  • A great reminder of all that he accomplished. I’m going to miss him.
    Thanks Mark.

  • Listened to Sign of the Southern Cross this morning. Been a week of Dio , for sure.

  • stewart homer

    A fantastic singer and front man i have been a fan of his since i first heard him with rainbow he will be sadley missed he was a great ambassador of rock music .
    He will live on in music forever godbless
    Ronnie gone but not forgotten.

  • Tom Johnson

    Huge loss. His voice practically defined what a metal vocalist should sound like. And Dio was just a cool guy from all accounts that I’ve seen (long time fan and friend Eddie Trunk has a really nice piece about him here.) I don’t know if I’ve ever seen a negative word written about the guy, now that I think about it. Amazing and sad that he was still going strong so recently and now is gone.

  • i listened to several of the Dio & the Prophets songs…you can hear just a bit of what he went on to sound like. kinda cool.

  • Brian aka Guppusmaximus

    “I’m so tired of people in this country only giving a shit about someone after they have died!”

    I mean when they become sick or after they have died…

  • Brian aka Guppusmaximus
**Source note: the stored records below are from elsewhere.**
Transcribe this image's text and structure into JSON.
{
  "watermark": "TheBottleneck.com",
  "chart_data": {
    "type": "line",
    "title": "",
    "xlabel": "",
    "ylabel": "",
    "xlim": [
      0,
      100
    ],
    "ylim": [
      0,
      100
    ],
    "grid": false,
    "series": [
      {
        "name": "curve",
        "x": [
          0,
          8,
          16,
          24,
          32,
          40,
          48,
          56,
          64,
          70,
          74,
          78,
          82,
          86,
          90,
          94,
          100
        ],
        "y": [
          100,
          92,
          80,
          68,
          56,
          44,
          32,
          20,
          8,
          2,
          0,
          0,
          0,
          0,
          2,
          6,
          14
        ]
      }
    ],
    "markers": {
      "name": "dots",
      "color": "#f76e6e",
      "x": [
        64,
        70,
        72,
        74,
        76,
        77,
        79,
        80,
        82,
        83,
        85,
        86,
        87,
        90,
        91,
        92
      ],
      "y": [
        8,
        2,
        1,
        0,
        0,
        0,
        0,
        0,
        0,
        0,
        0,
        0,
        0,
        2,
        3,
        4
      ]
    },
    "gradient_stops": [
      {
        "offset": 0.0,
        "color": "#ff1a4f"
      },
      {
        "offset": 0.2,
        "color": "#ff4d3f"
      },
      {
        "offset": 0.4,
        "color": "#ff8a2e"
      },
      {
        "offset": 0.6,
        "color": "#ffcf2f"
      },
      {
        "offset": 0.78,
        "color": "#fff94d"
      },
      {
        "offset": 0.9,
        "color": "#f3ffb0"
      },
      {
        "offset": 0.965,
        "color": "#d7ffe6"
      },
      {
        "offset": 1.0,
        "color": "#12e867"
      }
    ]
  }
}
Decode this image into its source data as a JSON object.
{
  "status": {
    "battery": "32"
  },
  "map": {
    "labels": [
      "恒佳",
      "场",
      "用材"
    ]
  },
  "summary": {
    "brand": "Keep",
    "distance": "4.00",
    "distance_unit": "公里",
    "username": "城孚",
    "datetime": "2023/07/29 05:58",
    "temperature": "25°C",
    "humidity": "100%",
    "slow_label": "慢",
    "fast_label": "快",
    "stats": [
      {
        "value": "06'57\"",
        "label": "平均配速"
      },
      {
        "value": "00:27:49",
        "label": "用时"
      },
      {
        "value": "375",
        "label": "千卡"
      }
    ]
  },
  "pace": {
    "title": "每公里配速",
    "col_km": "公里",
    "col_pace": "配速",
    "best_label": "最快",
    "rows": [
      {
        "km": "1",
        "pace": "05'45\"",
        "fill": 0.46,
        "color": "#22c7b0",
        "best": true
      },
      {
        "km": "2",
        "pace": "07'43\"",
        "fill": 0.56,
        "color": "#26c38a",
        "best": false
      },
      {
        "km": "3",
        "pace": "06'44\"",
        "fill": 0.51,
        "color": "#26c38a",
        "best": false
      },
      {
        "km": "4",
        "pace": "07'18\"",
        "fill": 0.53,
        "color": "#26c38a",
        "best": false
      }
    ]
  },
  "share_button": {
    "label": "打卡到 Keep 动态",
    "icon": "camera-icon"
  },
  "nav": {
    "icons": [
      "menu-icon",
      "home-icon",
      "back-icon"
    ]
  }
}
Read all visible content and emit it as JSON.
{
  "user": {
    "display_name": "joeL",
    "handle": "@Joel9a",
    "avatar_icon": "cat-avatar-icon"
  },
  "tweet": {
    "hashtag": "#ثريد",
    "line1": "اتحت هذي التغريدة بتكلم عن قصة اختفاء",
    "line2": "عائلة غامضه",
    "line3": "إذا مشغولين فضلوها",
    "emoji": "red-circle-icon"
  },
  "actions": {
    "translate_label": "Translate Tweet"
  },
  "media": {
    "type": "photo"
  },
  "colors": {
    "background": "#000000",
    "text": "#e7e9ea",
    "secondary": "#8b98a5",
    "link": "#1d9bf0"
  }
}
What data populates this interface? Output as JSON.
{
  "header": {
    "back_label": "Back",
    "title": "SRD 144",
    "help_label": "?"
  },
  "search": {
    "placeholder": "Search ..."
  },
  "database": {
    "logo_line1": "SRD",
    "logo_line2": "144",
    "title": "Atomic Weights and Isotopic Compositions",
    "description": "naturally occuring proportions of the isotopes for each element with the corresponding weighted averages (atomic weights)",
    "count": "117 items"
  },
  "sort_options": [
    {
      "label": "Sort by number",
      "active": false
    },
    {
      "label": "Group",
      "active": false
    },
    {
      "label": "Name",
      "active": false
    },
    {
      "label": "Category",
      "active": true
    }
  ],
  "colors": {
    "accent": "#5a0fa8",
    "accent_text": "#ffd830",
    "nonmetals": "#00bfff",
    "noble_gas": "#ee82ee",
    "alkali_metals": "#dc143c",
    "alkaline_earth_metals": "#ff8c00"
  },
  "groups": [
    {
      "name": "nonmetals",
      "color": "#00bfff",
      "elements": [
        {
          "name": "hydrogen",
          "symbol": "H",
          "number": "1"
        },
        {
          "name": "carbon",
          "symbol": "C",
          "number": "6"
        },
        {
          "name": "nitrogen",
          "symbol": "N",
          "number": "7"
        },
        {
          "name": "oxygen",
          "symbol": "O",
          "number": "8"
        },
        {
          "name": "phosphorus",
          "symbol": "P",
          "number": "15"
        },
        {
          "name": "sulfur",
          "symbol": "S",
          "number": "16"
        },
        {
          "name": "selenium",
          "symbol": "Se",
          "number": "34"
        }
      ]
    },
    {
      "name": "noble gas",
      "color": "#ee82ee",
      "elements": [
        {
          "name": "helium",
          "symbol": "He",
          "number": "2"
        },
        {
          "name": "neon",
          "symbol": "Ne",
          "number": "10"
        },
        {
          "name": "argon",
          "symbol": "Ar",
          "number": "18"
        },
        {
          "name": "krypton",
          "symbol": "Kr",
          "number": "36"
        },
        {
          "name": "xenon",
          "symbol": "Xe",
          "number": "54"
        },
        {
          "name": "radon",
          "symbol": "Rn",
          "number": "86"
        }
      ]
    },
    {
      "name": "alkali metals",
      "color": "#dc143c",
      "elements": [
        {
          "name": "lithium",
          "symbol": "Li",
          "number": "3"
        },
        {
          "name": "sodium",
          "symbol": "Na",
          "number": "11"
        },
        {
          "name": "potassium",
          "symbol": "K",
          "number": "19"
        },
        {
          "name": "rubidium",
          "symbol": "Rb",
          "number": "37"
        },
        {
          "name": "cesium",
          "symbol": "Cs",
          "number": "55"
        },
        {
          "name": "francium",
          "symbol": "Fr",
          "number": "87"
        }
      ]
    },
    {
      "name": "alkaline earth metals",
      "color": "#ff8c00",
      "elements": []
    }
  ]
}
    Nice Article…
    Yea, I too was completely unaware of his sickness and only found out about his death on Monday morning which f*cked my whole day up. But I am kinda glad that the media didn’t get a hold of that private information. I’m so tired of people in this country only giving a shit about someone after they have died! [That wasn’t towards you Mark]
    Anyways, He may have felt embarrassed about his Doo-Wop days but I think that helped him shape his style & range. Hell, I freakin love Frankie Valli & The Four Seasons. Imagine if that guy got into Metal?!